The opposition to the Yasukuni visits is probably at its peak now. Public support for Koizumi's visits has dropped since documents were made public showing that Emperor Hirohito stopped going to Yasukuni because it honoured war criminals. His son, Emperor Akihito, has never gone since assuming the Chrysanthemum Throne in 1989. At the same time, never had so many powerful personalities all spoken out at the same time. In addition, many have submitted proposals of their own.

Perhaps, the surprise of the day is the famously-hawkish Foreign Minister Taro Aso’s opposition to Yasukuni visits. He urged the controversial war-linked Shinto shrine to voluntarily disband as a religious entity and become a national secular memorial. According to Asahi Shimbun, Aso has also indicated that he will not pay respects at Yasukuni until the shrine takes up the burden of change. Hidenao Nakagawa, LDP policy chief, also backed up Aso.

Finance Minister Sadakazu Tanigaki has also said he will not visit the shrine and endorses the idea of separating the 14 Class-A war criminals enshrined at Yasukuni from the war dead. Yamasaki Taku believes a better solution is to build a separate, secular war memorial. In fact, according to Asahi Shimbun, in the 1960s and 1970s the LDP drafted a bill to put Yasukuni Shrine under state control, and submitted it to the Diet five times. But it never passed, and was eventually scrapped in June 1974.

Specifically, visits to Yasukuni on the 15th August are equally opposed. Even within Koizumi’s cabinet, nine out of 17 (4 were unavailable for comments) have made clear that they have no plans to visit war shrine on August 15, the 61st anniversary of Japan's defeat in World War II. Defense Agency Director General Fukushiro Nukaga who may run in the race to succeed Koizumi as a last minute Blackhorse candidate has said publicly that he would not visit the shrine. Education minister Kenji Kosaka was probably one of the most vocal and said he would not visit the shrine because, "when it comes to a public figure paying respects at the shrine in an official capacity, we must consider the reactions from other nations."

All these proposals run against the powerful priests at Yasukuni. According to the Japan Times, the priests at Yasukuni maintain that Japan's acts of war were carried out for self-defense, and that the postwar international military tribunal that named and condemned the Class-A war criminals was invalid in terms of international law.

Meanwhile, as a last-ditch effort to stop the August 15 visit, both China and South Korea have made calm representations.
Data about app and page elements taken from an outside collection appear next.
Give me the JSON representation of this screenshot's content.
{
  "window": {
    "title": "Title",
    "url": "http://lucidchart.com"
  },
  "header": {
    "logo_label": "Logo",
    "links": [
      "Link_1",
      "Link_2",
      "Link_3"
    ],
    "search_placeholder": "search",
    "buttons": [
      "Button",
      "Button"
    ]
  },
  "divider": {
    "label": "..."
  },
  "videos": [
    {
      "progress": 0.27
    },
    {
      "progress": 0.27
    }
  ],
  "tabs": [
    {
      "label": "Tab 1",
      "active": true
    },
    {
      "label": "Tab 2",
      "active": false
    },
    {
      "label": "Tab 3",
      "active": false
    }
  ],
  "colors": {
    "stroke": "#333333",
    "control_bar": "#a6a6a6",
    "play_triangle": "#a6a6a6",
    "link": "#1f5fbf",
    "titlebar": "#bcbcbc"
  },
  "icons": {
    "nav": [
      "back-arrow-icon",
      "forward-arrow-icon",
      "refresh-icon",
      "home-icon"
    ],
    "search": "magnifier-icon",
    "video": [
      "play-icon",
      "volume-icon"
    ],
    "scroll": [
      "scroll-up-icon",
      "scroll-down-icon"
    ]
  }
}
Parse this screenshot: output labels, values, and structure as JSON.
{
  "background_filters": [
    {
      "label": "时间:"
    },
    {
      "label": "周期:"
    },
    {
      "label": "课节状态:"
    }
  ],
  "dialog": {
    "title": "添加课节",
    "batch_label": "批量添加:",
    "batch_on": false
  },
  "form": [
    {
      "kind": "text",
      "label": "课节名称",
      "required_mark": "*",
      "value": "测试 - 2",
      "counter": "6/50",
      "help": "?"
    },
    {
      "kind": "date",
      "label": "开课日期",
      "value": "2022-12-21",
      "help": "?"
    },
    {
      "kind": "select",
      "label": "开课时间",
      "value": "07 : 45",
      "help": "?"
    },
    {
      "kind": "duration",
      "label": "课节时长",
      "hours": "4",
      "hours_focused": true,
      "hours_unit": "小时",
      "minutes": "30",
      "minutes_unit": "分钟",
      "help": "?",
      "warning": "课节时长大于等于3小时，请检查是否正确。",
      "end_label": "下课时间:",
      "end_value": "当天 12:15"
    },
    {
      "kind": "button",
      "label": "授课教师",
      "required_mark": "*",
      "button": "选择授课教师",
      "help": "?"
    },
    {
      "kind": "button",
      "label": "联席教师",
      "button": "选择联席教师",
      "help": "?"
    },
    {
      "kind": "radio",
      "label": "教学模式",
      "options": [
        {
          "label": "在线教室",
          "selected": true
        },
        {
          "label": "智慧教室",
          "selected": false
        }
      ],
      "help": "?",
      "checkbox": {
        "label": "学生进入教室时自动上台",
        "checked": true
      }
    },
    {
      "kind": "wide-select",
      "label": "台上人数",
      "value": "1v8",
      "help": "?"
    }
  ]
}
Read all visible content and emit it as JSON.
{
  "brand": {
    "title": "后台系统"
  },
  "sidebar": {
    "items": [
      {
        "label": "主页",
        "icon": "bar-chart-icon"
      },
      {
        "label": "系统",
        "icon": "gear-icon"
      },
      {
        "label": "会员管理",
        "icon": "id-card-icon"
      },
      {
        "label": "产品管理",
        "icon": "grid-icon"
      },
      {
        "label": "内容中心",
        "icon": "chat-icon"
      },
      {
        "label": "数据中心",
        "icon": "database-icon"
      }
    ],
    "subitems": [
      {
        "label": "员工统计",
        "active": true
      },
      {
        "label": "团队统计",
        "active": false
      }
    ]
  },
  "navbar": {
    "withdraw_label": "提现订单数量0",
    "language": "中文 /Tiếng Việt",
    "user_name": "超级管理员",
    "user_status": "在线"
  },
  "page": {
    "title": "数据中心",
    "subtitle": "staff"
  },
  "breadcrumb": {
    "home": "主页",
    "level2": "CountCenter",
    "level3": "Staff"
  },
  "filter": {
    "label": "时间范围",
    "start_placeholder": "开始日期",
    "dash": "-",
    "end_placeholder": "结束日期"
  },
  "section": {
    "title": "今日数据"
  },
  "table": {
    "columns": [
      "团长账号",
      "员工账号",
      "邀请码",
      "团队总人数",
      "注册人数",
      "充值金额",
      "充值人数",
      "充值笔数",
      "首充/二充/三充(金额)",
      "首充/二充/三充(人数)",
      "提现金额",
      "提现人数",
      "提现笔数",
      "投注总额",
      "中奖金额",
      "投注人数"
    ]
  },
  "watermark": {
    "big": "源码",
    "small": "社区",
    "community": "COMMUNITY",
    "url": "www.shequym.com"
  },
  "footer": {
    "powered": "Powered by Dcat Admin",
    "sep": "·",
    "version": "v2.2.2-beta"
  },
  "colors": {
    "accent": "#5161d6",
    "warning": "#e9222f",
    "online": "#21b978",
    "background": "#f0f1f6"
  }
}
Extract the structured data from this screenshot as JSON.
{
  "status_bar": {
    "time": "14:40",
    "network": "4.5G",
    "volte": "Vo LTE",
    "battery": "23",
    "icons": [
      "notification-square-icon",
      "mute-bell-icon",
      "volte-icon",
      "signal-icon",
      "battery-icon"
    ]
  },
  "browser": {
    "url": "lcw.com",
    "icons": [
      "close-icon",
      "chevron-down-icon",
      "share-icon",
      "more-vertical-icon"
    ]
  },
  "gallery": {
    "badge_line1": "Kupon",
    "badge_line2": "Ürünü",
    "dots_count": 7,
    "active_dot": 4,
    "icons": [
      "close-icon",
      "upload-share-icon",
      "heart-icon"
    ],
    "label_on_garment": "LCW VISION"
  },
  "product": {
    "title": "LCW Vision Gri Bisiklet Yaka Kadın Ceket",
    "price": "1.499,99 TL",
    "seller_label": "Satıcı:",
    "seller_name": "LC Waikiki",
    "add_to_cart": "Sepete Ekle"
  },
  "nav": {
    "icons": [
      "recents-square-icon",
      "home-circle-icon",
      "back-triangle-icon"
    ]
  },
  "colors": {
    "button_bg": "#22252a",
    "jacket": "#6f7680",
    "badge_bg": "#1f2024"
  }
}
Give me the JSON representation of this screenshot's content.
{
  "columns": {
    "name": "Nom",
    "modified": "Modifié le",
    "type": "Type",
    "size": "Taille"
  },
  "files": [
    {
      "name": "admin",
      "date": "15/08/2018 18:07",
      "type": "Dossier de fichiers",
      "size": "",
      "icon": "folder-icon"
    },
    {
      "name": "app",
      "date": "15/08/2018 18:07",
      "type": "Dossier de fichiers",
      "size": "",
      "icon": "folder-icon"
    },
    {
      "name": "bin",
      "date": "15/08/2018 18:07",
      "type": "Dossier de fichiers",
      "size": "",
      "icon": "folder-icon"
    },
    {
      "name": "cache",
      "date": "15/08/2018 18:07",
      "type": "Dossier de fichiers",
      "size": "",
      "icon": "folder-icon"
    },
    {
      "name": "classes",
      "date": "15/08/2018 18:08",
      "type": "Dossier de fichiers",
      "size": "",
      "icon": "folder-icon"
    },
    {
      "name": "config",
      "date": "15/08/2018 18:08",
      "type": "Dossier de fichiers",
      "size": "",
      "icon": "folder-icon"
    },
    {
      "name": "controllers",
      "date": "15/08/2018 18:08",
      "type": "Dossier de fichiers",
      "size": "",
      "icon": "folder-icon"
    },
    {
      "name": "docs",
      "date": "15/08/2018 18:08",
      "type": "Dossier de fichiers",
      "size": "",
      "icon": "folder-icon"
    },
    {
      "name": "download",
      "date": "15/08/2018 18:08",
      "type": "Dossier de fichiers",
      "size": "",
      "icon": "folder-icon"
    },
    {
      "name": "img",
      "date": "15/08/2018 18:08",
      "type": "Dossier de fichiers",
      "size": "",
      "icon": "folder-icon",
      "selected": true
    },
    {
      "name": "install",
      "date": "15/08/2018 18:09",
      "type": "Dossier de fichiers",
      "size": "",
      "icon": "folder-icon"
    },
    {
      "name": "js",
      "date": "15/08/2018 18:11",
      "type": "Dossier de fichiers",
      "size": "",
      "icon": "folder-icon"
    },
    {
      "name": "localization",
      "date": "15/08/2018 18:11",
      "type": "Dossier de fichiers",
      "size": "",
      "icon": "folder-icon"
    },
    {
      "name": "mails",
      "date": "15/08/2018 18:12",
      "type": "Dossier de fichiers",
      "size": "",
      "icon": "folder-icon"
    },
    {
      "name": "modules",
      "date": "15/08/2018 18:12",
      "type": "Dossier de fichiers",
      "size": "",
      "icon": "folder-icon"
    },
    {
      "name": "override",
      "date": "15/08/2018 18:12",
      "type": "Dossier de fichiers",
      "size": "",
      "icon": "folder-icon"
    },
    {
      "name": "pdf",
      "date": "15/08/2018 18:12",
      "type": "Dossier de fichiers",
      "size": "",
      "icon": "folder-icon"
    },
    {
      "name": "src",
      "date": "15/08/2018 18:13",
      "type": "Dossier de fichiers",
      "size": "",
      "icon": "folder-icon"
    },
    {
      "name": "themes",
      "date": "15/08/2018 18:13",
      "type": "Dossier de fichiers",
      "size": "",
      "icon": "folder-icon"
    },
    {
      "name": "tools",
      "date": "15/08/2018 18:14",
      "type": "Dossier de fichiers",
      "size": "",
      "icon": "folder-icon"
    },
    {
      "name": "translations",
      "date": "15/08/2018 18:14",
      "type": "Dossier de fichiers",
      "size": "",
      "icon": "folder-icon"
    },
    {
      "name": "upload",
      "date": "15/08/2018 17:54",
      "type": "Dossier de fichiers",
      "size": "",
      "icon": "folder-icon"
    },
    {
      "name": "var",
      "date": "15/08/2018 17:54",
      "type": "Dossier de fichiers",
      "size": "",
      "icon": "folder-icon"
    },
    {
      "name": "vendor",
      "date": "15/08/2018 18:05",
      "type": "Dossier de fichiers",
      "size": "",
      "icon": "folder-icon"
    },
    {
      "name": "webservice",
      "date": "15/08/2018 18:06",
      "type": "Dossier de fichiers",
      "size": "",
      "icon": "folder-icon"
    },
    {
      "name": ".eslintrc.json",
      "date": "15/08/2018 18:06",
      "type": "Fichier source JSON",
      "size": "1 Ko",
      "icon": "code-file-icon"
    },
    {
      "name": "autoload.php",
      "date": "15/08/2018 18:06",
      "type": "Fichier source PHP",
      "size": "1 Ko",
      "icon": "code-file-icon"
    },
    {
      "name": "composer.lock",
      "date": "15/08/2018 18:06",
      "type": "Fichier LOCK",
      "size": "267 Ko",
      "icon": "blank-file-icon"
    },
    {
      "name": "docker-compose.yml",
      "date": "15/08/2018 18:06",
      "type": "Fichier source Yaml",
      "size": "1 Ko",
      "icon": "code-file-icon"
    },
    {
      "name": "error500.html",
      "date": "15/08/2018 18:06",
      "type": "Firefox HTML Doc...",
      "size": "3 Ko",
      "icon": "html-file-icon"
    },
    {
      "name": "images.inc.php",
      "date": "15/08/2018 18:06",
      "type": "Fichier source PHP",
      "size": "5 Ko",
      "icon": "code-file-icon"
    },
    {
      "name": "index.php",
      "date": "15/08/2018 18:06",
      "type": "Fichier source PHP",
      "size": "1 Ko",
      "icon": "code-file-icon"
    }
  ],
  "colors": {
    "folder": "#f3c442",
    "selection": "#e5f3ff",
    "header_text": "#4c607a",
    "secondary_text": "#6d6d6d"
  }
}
South Korean Foreign Minister Ban Ki-Moon in his recent visit to Tokyo told Japanese Foreign Minister Taro Aso: "It is not normal to fail to arrange a summit between South Korea and Japan". "In order to normalise relations, we need to remove this obstacle. We don't have time to waste," Ban said, in reference to the shrine row.

China was more forthright. "We want top Japanese officials to call an immediate halt to visits to Yasukuni, where Class A war criminals are enshrined," Chinese foreign ministry spokesman Liu Jianchao told reporters during a visit to Tokyo. "Dealing with the history problem based on a correct view of history will be to the benefit of both the Japanese and Chinese peoples," he added.


Can old twist on old plot defuse Yasukuni? (Asahi, 9 August 2006)

Koizumi to offer grant in Mongolia (Japan Times, 9 August 2006)

Nukaga looks to run, 'futile battle' or not (Japan Times, 9 August 2006)

Two ministers to go to Yasukuni (Japan Times, 9 August 2006)

Aso wants Yasukuni as nonreligious war memorial (Japan Times, 9 August 2006)

Japan PM hints at shrine visit on emotional date (Channelnewsasia , 9 August 2006)

Yasukuni visits on Aug. 15 not in cards for 9 in Cabinet (Asahi, 8 August 2006)

Japan boosts defence force on fears of North Korean attack (Channelnewsasia, 8 August 2006)

Japanese FM wants secular, state-run war shrine (Channelnewsasia, 8 August 2006)

Japan media focus blurred on big issues (Japan Times, 8 August 2006)

Avoid Yasukuni legacy: former aide (Japan Times, 8 August 2006)

4 key questions for Japan's next leader (Straits Times, 8 August 2006)

'I'm ready to visit shrine at any time' (People's Daily, 7 August 2006)

Aso urges Yasukuni be secular memorial (Asahi, 7 August 2006)